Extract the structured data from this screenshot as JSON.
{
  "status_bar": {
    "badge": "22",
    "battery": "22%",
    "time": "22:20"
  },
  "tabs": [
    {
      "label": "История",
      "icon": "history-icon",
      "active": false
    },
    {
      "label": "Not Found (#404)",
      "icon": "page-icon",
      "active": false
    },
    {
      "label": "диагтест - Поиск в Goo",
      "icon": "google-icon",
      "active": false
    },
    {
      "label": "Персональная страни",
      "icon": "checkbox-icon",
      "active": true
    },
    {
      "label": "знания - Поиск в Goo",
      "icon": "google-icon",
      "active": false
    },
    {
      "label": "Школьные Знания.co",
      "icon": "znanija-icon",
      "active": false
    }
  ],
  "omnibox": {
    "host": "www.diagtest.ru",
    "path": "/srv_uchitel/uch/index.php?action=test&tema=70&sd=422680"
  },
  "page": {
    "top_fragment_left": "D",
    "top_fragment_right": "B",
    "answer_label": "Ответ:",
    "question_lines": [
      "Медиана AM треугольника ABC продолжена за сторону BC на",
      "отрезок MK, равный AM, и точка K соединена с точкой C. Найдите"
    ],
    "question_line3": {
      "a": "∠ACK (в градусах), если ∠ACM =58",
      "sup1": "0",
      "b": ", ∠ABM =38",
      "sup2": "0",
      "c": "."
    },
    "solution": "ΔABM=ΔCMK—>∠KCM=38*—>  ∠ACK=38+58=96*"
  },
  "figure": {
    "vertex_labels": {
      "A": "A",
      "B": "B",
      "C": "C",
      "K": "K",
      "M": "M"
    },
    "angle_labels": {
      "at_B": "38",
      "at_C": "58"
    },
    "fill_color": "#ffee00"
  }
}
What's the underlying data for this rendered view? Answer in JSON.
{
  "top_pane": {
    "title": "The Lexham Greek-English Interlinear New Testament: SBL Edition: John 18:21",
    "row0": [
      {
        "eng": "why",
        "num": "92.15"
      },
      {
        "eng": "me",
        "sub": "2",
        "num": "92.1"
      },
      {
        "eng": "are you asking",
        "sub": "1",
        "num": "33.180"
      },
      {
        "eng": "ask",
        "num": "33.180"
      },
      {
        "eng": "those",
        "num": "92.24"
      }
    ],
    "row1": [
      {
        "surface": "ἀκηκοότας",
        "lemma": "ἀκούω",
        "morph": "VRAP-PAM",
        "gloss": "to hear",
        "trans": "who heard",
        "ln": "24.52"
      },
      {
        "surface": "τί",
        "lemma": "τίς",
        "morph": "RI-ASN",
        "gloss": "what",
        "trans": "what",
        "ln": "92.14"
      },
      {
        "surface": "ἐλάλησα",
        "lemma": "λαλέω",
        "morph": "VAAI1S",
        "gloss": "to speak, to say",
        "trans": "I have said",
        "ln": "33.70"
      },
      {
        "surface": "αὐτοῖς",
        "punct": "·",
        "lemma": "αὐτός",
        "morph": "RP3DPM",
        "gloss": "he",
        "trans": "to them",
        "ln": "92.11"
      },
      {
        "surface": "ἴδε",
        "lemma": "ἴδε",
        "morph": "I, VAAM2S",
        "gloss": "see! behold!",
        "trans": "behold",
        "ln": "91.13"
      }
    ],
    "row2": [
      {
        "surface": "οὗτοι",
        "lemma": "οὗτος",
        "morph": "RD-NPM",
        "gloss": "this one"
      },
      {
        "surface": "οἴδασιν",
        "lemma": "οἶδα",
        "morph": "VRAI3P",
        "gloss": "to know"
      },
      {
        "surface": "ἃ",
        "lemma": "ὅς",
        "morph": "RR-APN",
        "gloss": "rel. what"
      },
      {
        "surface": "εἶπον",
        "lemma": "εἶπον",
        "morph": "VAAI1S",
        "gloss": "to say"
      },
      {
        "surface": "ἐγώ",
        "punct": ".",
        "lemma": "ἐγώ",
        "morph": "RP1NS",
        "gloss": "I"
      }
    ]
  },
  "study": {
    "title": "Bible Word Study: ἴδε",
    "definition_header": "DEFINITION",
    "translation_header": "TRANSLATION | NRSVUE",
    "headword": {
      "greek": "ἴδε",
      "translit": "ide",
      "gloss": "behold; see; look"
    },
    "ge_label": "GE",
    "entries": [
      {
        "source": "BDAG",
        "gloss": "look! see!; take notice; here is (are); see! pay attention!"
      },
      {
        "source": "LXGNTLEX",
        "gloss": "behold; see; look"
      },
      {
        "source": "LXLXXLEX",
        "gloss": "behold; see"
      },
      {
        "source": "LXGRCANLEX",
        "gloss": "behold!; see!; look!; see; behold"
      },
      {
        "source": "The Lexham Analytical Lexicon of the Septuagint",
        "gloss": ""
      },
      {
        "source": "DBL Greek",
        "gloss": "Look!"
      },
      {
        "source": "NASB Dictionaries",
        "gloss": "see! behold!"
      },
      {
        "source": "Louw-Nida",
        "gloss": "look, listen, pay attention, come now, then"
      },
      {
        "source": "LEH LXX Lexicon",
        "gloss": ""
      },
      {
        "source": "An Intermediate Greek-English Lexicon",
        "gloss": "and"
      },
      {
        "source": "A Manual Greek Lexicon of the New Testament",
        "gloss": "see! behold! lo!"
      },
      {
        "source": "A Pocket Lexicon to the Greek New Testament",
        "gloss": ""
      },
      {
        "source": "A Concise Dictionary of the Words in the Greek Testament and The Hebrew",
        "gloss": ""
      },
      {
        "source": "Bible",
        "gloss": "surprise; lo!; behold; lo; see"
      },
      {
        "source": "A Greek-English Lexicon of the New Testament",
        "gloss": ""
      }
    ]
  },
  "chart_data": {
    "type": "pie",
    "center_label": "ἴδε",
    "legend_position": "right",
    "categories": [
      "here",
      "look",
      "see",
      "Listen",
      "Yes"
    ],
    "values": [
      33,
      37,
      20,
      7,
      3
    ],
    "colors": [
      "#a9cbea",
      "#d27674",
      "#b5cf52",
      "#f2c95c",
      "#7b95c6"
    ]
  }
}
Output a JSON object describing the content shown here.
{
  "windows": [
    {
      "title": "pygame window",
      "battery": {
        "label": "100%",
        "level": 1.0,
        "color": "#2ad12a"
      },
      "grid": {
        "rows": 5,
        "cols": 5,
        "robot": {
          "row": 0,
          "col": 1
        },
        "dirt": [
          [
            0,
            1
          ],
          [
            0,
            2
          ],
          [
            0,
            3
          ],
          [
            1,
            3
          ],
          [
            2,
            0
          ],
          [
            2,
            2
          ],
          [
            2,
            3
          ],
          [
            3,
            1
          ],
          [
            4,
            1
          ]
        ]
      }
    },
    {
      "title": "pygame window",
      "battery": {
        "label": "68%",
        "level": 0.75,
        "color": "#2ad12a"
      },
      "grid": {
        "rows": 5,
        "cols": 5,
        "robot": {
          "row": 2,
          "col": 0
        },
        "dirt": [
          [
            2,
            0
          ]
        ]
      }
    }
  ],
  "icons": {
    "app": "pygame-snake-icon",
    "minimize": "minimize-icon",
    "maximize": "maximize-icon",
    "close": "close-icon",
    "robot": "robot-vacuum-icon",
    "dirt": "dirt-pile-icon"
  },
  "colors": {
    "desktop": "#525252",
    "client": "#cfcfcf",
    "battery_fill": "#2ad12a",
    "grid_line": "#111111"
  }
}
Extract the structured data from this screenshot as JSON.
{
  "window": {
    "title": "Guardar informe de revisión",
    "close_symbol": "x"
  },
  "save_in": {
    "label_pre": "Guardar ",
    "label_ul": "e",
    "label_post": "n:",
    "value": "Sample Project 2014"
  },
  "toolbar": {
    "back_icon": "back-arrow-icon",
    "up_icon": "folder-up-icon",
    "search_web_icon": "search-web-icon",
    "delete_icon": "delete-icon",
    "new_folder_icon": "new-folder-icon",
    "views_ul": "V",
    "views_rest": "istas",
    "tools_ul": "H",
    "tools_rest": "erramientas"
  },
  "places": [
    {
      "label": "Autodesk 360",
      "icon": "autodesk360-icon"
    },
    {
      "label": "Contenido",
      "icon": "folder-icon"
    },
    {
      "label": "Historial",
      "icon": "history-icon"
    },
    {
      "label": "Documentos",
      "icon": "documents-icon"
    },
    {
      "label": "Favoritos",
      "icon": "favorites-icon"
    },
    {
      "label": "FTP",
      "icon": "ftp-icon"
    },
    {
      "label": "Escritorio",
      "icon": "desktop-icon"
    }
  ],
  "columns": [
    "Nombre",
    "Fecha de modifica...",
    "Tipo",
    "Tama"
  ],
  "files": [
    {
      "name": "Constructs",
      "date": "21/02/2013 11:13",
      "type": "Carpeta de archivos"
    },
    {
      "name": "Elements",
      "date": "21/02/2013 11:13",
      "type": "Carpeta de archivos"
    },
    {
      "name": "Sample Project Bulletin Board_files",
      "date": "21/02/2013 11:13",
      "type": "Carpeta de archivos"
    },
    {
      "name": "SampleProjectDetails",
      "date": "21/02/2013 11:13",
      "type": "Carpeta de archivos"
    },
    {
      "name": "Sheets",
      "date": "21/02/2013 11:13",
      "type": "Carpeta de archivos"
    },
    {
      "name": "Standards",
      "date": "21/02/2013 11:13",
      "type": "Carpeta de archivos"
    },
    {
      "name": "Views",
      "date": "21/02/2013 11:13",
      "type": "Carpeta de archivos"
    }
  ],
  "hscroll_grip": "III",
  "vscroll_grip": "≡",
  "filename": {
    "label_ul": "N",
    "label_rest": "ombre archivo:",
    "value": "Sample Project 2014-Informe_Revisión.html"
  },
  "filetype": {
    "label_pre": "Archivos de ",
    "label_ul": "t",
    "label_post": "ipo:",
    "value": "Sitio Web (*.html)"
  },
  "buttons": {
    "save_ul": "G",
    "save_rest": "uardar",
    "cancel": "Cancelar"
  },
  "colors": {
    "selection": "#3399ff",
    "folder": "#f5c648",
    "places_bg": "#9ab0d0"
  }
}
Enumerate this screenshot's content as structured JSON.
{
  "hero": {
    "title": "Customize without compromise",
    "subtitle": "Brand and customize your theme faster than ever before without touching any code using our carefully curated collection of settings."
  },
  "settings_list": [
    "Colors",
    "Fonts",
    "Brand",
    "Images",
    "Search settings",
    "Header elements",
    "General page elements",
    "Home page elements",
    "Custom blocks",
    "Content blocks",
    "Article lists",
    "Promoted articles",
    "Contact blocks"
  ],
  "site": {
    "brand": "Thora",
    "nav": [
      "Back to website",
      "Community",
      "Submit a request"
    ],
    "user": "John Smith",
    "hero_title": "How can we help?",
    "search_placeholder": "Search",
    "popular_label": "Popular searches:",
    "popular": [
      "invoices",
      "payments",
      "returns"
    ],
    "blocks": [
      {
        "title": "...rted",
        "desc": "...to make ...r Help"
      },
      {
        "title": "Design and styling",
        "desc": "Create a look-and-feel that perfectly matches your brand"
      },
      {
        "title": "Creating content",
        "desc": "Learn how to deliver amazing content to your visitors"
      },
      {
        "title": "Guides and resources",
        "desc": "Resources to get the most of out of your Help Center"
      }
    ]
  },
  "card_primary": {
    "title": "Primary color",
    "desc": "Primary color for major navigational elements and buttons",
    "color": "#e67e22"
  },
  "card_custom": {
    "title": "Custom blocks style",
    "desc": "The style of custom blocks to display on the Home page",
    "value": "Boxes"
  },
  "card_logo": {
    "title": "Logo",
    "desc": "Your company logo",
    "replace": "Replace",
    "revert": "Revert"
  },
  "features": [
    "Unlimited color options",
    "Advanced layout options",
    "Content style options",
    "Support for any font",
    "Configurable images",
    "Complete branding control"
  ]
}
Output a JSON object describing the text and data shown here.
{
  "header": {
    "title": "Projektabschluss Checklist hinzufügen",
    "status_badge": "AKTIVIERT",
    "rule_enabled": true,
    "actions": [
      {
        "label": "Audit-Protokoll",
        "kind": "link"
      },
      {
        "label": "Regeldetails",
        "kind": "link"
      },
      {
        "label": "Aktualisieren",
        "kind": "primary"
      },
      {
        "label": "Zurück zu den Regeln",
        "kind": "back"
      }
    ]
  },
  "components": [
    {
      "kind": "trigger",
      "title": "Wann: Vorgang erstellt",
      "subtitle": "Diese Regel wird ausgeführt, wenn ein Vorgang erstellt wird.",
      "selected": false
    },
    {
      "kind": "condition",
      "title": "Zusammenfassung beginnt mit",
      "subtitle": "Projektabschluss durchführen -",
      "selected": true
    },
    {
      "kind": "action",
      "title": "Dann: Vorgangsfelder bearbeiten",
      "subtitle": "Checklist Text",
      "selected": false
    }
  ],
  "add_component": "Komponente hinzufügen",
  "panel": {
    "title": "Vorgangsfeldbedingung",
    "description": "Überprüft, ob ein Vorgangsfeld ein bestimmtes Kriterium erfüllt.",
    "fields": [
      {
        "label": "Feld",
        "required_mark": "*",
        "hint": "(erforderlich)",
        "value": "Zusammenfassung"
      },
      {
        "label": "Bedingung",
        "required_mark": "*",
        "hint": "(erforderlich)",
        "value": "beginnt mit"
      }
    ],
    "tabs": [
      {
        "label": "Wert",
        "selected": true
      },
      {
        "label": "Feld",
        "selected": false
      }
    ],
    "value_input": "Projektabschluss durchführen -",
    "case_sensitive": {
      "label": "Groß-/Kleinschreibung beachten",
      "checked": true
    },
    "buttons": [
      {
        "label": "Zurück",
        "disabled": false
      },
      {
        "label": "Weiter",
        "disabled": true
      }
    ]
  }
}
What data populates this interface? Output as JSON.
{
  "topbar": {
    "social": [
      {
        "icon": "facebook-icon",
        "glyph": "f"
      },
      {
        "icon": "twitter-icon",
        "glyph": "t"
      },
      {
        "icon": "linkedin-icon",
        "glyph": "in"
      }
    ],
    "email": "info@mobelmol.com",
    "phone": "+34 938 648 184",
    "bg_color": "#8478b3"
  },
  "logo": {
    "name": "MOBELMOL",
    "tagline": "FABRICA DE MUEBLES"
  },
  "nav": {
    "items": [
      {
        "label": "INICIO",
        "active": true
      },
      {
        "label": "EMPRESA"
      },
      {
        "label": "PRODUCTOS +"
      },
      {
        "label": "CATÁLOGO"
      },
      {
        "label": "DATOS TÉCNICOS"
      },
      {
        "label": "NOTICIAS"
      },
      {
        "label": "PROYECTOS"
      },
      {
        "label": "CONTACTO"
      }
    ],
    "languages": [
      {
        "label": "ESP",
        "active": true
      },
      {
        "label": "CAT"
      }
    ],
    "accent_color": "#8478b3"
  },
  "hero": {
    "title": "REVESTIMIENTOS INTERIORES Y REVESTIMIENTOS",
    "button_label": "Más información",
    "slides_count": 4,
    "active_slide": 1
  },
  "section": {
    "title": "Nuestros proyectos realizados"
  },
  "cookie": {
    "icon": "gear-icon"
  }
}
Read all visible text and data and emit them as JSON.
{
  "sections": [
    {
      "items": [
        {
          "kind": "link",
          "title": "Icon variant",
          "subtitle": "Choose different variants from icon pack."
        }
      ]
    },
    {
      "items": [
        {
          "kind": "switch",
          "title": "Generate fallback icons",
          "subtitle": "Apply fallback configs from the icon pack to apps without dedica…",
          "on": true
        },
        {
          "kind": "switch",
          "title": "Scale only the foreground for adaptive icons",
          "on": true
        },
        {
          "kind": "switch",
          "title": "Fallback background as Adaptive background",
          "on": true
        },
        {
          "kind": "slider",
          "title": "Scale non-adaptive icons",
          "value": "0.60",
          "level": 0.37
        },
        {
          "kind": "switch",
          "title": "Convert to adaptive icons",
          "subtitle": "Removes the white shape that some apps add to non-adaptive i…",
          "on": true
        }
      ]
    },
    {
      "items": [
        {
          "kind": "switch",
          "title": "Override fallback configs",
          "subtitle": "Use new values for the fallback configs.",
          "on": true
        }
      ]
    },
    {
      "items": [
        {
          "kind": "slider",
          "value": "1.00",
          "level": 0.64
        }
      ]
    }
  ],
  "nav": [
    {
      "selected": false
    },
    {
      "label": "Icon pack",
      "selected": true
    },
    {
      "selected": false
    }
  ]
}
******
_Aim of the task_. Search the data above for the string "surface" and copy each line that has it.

_Answer to the problem_.
        "surface": "ἀκηκοότας",
        "surface": "τί",
        "surface": "ἐλάλησα",
        "surface": "αὐτοῖς",
        "surface": "ἴδε",
        "surface": "οὗτοι",
        "surface": "οἴδασιν",
        "surface": "ἃ",
        "surface": "εἶπον",
        "surface": "ἐγώ",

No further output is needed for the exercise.